Data for analysis:
*****

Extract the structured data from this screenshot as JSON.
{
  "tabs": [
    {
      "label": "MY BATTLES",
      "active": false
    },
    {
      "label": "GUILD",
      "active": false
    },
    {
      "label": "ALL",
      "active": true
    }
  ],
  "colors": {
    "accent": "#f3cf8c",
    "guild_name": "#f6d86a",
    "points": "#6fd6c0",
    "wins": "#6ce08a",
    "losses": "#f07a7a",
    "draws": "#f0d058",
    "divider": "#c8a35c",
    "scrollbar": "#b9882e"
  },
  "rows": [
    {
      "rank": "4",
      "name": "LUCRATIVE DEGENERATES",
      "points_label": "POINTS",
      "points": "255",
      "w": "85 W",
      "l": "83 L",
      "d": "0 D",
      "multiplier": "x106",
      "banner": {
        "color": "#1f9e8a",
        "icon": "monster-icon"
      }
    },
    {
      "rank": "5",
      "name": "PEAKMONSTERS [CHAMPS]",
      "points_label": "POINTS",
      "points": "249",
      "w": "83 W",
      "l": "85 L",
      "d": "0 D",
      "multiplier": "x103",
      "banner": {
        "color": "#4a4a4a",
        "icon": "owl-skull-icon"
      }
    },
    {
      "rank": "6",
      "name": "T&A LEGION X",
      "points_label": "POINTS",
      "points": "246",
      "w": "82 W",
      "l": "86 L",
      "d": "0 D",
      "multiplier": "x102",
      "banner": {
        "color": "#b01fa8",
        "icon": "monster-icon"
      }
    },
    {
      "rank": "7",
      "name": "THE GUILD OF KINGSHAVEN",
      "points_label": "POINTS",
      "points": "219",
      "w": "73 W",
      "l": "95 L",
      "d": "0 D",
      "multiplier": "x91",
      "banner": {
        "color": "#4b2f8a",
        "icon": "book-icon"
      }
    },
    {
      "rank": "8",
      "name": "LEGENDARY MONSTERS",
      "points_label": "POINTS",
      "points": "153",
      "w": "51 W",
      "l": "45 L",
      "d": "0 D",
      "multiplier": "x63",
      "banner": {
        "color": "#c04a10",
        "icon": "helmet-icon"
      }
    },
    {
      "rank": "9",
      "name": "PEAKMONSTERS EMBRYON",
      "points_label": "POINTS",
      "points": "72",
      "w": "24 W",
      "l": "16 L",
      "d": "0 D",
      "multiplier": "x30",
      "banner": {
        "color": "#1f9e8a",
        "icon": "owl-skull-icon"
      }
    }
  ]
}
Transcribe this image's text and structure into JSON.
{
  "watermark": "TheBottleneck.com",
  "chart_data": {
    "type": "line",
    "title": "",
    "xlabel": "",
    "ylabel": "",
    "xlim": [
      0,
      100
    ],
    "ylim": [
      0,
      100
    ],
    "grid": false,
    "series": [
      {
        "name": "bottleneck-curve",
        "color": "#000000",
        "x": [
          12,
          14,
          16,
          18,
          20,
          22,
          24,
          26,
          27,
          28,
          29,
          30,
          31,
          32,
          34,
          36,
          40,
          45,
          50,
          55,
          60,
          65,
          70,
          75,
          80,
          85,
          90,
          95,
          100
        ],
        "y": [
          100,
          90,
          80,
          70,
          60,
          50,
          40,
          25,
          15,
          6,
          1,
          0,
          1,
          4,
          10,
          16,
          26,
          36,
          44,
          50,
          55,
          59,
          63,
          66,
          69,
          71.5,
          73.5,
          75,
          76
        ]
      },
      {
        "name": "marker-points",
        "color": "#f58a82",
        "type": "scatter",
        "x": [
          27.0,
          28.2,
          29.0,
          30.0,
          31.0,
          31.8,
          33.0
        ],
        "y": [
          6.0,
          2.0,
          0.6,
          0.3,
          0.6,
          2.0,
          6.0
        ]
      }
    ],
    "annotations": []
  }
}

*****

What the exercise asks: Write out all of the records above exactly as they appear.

Output for this task:
Extract the structured data from this screenshot as JSON.
{
  "tabs": [
    {
      "label": "MY BATTLES",
      "active": false
    },
    {
      "label": "GUILD",
      "active": false
    },
    {
      "label": "ALL",
      "active": true
    }
  ],
  "colors": {
    "accent": "#f3cf8c",
    "guild_name": "#f6d86a",
    "points": "#6fd6c0",
    "wins": "#6ce08a",
    "losses": "#f07a7a",
    "draws": "#f0d058",
    "divider": "#c8a35c",
    "scrollbar": "#b9882e"
  },
  "rows": [
    {
      "rank": "4",
      "name": "LUCRATIVE DEGENERATES",
      "points_label": "POINTS",
      "points": "255",
      "w": "85 W",
      "l": "83 L",
      "d": "0 D",
      "multiplier": "x106",
      "banner": {
        "color": "#1f9e8a",
        "icon": "monster-icon"
      }
    },
    {
      "rank": "5",
      "name": "PEAKMONSTERS [CHAMPS]",
      "points_label": "POINTS",
      "points": "249",
      "w": "83 W",
      "l": "85 L",
      "d": "0 D",
      "multiplier": "x103",
      "banner": {
        "color": "#4a4a4a",
        "icon": "owl-skull-icon"
      }
    },
    {
      "rank": "6",
      "name": "T&A LEGION X",
      "points_label": "POINTS",
      "points": "246",
      "w": "82 W",
      "l": "86 L",
      "d": "0 D",
      "multiplier": "x102",
      "banner": {
        "color": "#b01fa8",
        "icon": "monster-icon"
      }
    },
    {
      "rank": "7",
      "name": "THE GUILD OF KINGSHAVEN",
      "points_label": "POINTS",
      "points": "219",
      "w": "73 W",
      "l": "95 L",
      "d": "0 D",
      "multiplier": "x91",
      "banner": {
        "color": "#4b2f8a",
        "icon": "book-icon"
      }
    },
    {
      "rank": "8",
      "name": "LEGENDARY MONSTERS",
      "points_label": "POINTS",
      "points": "153",
      "w": "51 W",
      "l": "45 L",
      "d": "0 D",
      "multiplier": "x63",
      "banner": {
        "color": "#c04a10",
        "icon": "helmet-icon"
      }
    },
    {
      "rank": "9",
      "name": "PEAKMONSTERS EMBRYON",
      "points_label": "POINTS",
      "points": "72",
      "w": "24 W",
      "l": "16 L",
      "d": "0 D",
      "multiplier": "x30",
      "banner": {
        "color": "#1f9e8a",
        "icon": "owl-skull-icon"
      }
    }
  ]
}
Transcribe this image's text and structure into JSON.
{
  "watermark": "TheBottleneck.com",
  "chart_data": {
    "type": "line",
    "title": "",
    "xlabel": "",
    "ylabel": "",
    "xlim": [
      0,
      100
    ],
    "ylim": [
      0,
      100
    ],
    "grid": false,
    "series": [
      {
        "name": "bottleneck-curve",
        "color": "#000000",
        "x": [
          12,
          14,
          16,
          18,
          20,
          22,
          24,
          26,
          27,
          28,
          29,
          30,
          31,
          32,
          34,
          36,
          40,
          45,
          50,
          55,
          60,
          65,
          70,
          75,
          80,
          85,
          90,
          95,
          100
        ],
        "y": [
          100,
          90,
          80,
          70,
          60,
          50,
          40,
          25,
          15,
          6,
          1,
          0,
          1,
          4,
          10,
          16,
          26,
          36,
          44,
          50,
          55,
          59,
          63,
          66,
          69,
          71.5,
          73.5,
          75,
          76
        ]
      },
      {
        "name": "marker-points",
        "color": "#f58a82",
        "type": "scatter",
        "x": [
          27.0,
          28.2,
          29.0,
          30.0,
          31.0,
          31.8,
          33.0
        ],
        "y": [
          6.0,
          2.0,
          0.6,
          0.3,
          0.6,
          2.0,
          6.0
        ]
      }
    ],
    "annotations": []
  }
}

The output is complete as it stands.